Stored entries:
══════
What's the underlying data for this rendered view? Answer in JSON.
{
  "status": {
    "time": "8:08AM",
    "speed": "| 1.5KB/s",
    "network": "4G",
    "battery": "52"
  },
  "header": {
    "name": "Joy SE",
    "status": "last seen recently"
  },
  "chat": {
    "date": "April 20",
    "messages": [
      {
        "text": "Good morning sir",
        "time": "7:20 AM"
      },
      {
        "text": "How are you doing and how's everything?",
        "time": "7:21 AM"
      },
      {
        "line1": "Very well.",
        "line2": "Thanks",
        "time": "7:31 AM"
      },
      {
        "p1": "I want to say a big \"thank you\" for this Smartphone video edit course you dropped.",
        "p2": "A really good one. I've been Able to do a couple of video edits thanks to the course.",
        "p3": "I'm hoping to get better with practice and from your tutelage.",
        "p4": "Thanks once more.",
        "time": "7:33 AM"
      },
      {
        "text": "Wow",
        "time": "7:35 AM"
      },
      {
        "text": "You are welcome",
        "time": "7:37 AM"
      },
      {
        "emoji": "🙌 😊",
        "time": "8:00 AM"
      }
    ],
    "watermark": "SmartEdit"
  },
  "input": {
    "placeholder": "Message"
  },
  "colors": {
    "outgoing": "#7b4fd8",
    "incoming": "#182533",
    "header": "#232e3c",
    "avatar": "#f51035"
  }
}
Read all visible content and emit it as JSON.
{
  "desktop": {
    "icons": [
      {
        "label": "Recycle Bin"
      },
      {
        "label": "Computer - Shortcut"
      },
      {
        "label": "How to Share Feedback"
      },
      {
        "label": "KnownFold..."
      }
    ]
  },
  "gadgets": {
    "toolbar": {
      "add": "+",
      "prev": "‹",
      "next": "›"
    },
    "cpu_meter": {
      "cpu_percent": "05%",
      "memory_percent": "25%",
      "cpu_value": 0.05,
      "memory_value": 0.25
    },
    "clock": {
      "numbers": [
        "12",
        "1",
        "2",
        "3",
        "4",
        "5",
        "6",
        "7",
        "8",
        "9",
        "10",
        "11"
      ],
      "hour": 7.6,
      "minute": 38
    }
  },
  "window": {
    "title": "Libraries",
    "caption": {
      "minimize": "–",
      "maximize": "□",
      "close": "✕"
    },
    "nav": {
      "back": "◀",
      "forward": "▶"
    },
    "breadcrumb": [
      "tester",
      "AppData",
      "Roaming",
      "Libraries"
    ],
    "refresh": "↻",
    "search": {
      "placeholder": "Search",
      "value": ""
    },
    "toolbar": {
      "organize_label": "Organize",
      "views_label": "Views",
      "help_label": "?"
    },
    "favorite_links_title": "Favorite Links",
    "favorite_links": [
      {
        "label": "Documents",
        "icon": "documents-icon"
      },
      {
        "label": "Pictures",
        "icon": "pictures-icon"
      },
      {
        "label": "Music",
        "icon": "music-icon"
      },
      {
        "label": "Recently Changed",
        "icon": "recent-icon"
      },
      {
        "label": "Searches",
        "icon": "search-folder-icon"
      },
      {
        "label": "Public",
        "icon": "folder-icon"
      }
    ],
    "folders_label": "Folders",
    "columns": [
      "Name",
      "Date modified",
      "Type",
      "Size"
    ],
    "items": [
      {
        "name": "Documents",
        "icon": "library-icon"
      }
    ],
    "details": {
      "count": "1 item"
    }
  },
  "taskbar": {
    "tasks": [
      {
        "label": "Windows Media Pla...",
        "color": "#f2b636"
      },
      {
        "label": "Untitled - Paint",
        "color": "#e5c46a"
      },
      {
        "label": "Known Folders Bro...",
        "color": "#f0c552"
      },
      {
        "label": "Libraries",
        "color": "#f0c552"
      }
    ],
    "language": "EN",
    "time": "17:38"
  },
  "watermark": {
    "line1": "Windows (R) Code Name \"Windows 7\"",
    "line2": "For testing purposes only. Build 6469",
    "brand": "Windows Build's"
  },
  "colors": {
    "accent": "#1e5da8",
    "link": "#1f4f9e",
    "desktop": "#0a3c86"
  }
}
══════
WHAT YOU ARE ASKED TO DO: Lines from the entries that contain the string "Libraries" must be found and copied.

TASK ANSWER:
    "title": "Libraries",
      "Libraries"
        "label": "Libraries",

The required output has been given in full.